Exploring Europe's Biggest Cities by Train

Thanks to its close geographic location to the UK, the European mainland is an easily accessible and popular destination for many. Yet, whilst traditional holidays may have looked towards flights and ferry crossings when planning their trip, nowadays there is a new way to explore Europe – by train.

Rail holidays, no matter what their destination, offer plenty of benefits to travellers. Giving you the chance to truly enjoy the sights of different cities whilst being transported in a luxurious and relaxing carriage, European city weekend breaks are the perfect rail holiday experiences – but where can you go?
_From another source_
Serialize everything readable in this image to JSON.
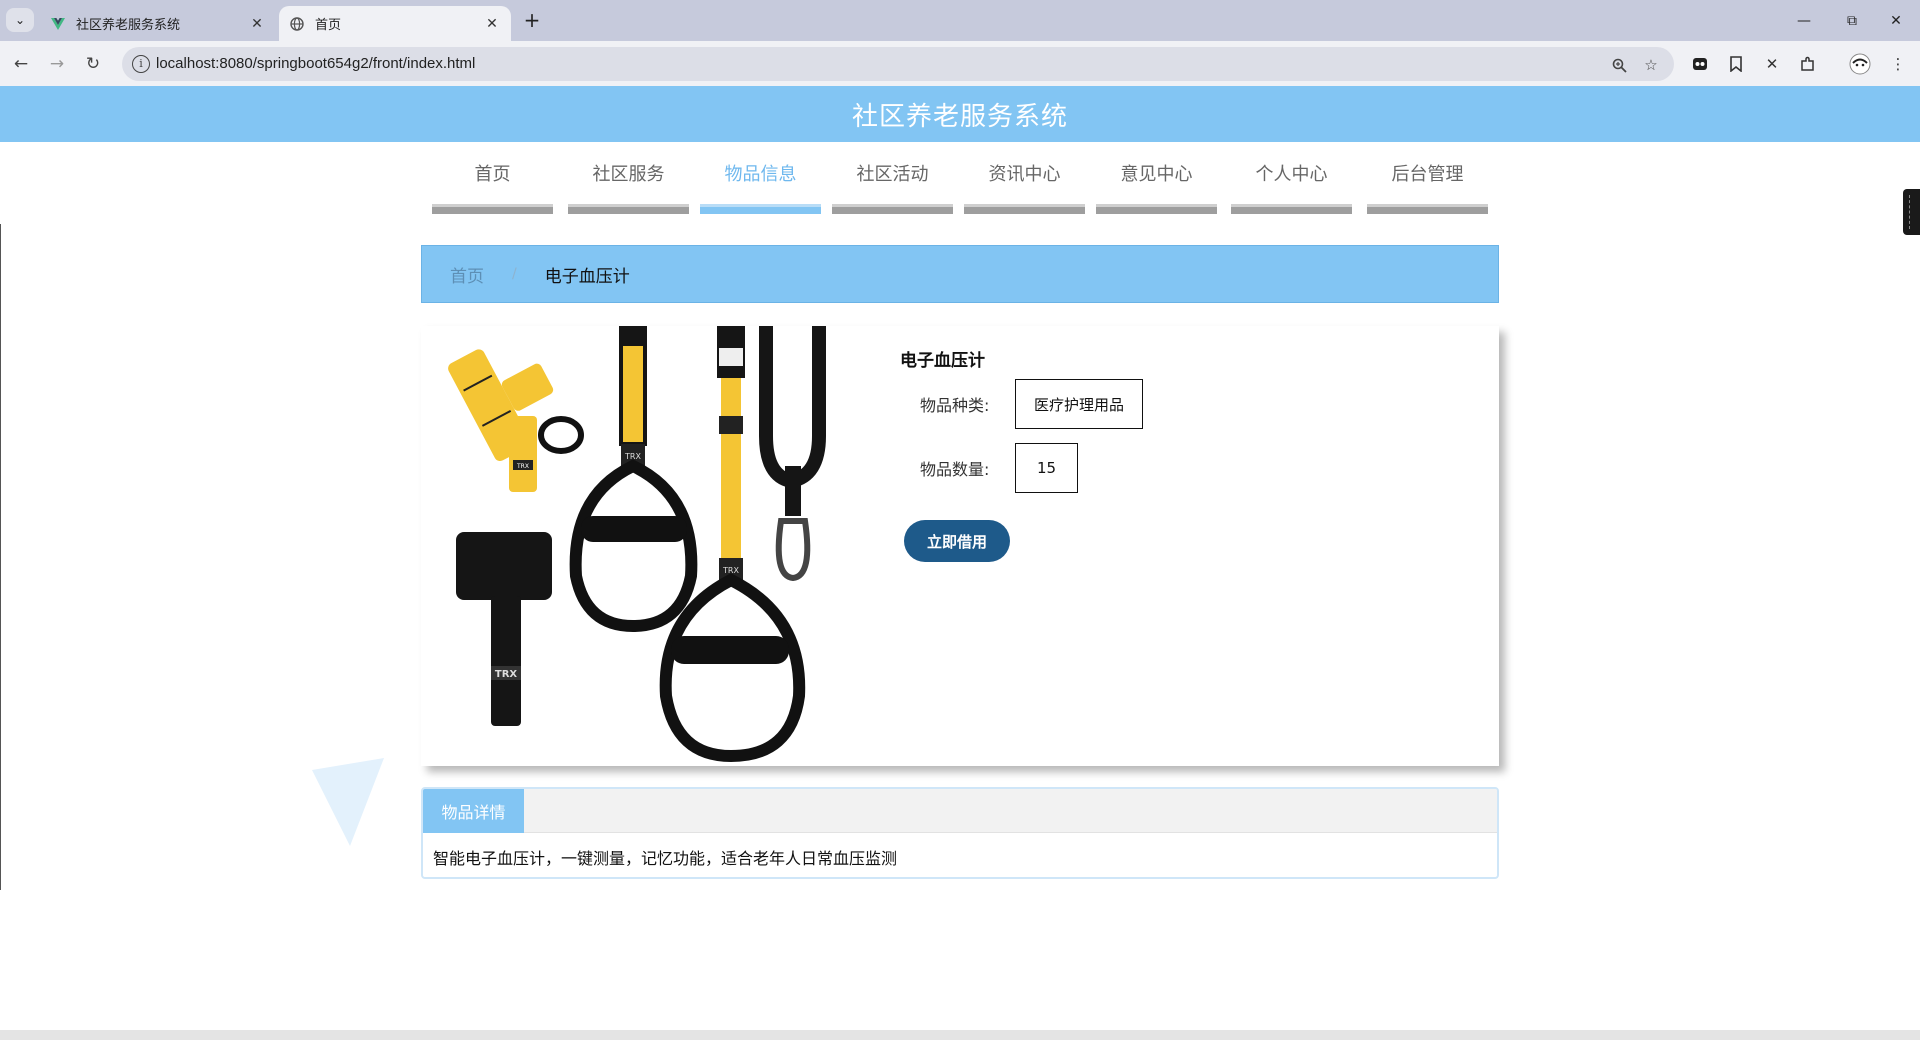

The city of romance, Paris is always top of the list when it comes to European cities. From the imposing structure of the Eiffel Tower to the elegance of the Sacré Cœur and Notre Dame, this is one city packed with history and intrigue.

Make sure you sample some of the local delicacies to get a true feel for the French way of life. With plenty of rail holidays passing through Paris as they follow the River Seine, you can also explore famous regions such as the Dordogne, Nice and Lille.

When to visit: winter is a great time to see the illuminated Eiffel Tower matched by festive decorations and sample Christmas markets whilst summer gives you chance to watch the waters of the Seine sparkle under the sun.


Another fantastic European city, Brussels boasts impressive architecture, a warm welcome and plenty of Belgian chocolate! The city's location makes it a capital for the European Union, being nestled in the crossroads between Germanic and Romance provinces. Despite the strong integration of different cultures that this produces in the city, Brussels still has its own charm and identity unlike anything else found in Europe.

Whether you choose to take a rail tour of the city on its own or combine it with a trip across other notable destinations – including the medieval city of Bruges – Brussels will provide plenty of intrigue.

When to visit: to avoid the crowds and peak prices, travel in early summer or early autumn; the climate will also be more temperate at this time.


A bustling calendar of festivals and events, Amsterdam is one city that knows how to party. Yet, alongside its coffee shops and famous red light district, there is plenty more to this influential city.

The site of the Anne Frank House, Amsterdam has become a cultural and historical mecca for those who want a glimpse into this dark period in history. These attractions and the stunning natural scenery draw in excess of 3 million tourists each year, with rail holidays offering a unique way to explore a city which is more commonly associated with the pedal power of bicycles.

When to visit: a great city to visit at any time of year, those looking for a cheaper deal may want to look at off-peak periods, just outside of summertime, to avoid the crowds.